In the end, after Tyler is gravely injured, Georgiou barely escapes Essof IV, AI Command Leland escapes, and Gabrielle is sucked back to the future, Michael begins to crumble. It is Spock (Ethan Peck), of all beings, who picks her up, dusts her off, and reminds her of her own power to control her future. When he begins to talk about the strategic advantage of using both instinct and logic together, the Spock of The Original Series begins to form onscreen before the viewer’s eyes. We can now see the officer Spock will eventually become, along with his acceptance of both sides of his identity.
Spock leave Burnham with one very important gift. The knowledge that no future is set in stone, that Burnham alone decides her next move. Essentially, he sets the season on a whole new track, with Burnham at the wheel.
Just for fun, here are some additional thoughts from “Perpetual Infinity” to ponder while we wait for next week:
- It is the 23rd century, medical science should not be baffled by Mitochondrial DNA.
- How does Dr. Burnham learn about Control in the first place if she goes to a point in the future where life is wiped out?
- Terralysium was luddite in order to prevent Control from taking over there!
- Shouldn’t the Discovery be concerned that the Sphere data can protect and encrypt itself while in the ship’s computer?
- “Hamlet. Hell Yeah. Energize.”
- If the suit is DNA strand encoded, and Burnham and her mom are that similar, does that mean Burnham can also use the suit?
- The dynamic between Tyler and Georgiou as they both head into insanely dangerous missions is totally endearing.
- I still stand by my statement that Tyler’s only real allegiance is to Burnham.
- Michelle Yeoh is the badest of all badasses and she is my fight scene hero.
- I don’t think it is a coincidence that the Star Trek: Short Trek “Calypso” has a sentient AI and takes place on the Discovery 1000 years in the future, just 50 years after Dr. Burnham’s anchor time.
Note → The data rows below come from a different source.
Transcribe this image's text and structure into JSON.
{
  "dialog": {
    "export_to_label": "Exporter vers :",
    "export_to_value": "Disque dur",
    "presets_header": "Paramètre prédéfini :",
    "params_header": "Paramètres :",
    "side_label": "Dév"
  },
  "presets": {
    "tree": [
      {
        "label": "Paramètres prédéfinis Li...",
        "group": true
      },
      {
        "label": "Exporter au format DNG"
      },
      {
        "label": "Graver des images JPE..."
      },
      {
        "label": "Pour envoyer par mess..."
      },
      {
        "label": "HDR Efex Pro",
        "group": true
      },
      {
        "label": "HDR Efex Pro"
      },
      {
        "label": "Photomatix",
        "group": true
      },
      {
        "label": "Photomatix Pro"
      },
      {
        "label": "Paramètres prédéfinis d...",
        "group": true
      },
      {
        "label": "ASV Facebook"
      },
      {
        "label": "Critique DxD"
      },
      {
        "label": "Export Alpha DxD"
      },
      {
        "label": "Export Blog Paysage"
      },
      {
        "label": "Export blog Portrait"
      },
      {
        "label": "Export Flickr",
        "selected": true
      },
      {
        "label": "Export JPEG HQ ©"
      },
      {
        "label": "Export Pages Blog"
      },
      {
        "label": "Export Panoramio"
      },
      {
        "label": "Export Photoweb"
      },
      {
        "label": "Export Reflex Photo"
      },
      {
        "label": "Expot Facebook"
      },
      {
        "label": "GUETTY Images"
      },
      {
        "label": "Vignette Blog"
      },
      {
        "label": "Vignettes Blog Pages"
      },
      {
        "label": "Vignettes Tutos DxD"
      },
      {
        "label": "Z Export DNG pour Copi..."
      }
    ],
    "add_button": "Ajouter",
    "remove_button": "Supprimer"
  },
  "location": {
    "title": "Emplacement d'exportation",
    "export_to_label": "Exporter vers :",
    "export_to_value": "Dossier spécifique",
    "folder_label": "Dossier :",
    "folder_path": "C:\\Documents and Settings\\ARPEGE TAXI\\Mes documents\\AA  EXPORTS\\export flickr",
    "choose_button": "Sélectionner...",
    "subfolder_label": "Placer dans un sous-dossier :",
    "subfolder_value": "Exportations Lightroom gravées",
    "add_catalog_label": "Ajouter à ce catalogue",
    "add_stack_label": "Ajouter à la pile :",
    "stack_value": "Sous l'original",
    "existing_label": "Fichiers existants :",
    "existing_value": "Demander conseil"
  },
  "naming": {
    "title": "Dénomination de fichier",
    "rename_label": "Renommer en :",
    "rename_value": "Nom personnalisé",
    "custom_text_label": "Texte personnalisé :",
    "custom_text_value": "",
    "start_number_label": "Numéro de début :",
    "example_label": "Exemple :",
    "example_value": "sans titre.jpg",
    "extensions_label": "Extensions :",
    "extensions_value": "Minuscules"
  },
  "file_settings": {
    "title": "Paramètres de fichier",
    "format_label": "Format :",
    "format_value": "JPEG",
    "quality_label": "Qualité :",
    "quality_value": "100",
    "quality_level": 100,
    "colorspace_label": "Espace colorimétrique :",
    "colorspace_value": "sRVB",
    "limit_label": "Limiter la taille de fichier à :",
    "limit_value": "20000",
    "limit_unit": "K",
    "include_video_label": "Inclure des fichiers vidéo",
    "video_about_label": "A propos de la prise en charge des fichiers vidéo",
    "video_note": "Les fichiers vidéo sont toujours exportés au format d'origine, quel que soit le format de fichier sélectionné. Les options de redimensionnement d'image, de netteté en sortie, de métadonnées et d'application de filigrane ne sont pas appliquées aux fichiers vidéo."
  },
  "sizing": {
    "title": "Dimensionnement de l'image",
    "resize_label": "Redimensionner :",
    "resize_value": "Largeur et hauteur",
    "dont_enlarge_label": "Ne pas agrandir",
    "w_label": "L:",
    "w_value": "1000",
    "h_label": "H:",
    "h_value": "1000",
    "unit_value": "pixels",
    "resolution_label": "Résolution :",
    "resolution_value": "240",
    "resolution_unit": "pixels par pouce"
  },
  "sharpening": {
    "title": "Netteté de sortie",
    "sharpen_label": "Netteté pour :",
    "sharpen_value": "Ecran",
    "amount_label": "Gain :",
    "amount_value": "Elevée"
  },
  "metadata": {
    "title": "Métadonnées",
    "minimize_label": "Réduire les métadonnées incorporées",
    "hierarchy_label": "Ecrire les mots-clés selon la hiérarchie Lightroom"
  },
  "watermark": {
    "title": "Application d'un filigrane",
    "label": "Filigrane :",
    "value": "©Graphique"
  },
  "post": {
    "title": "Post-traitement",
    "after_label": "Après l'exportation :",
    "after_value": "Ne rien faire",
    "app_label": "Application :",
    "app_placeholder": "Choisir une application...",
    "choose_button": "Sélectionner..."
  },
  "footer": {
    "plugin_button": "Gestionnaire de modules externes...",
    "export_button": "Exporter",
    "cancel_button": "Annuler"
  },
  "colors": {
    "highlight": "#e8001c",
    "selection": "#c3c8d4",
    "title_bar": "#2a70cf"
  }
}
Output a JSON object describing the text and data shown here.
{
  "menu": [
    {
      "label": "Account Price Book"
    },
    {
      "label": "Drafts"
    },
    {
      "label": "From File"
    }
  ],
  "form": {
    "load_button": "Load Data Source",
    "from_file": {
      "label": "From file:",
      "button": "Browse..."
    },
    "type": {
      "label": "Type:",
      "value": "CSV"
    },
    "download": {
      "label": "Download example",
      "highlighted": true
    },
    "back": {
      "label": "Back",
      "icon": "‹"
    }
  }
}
I think the Discovery itself might be taking a time trip soon.
New episodes of Star Trek: Discovery are available Thursdays at 8:30PM EDT on CBS All Access.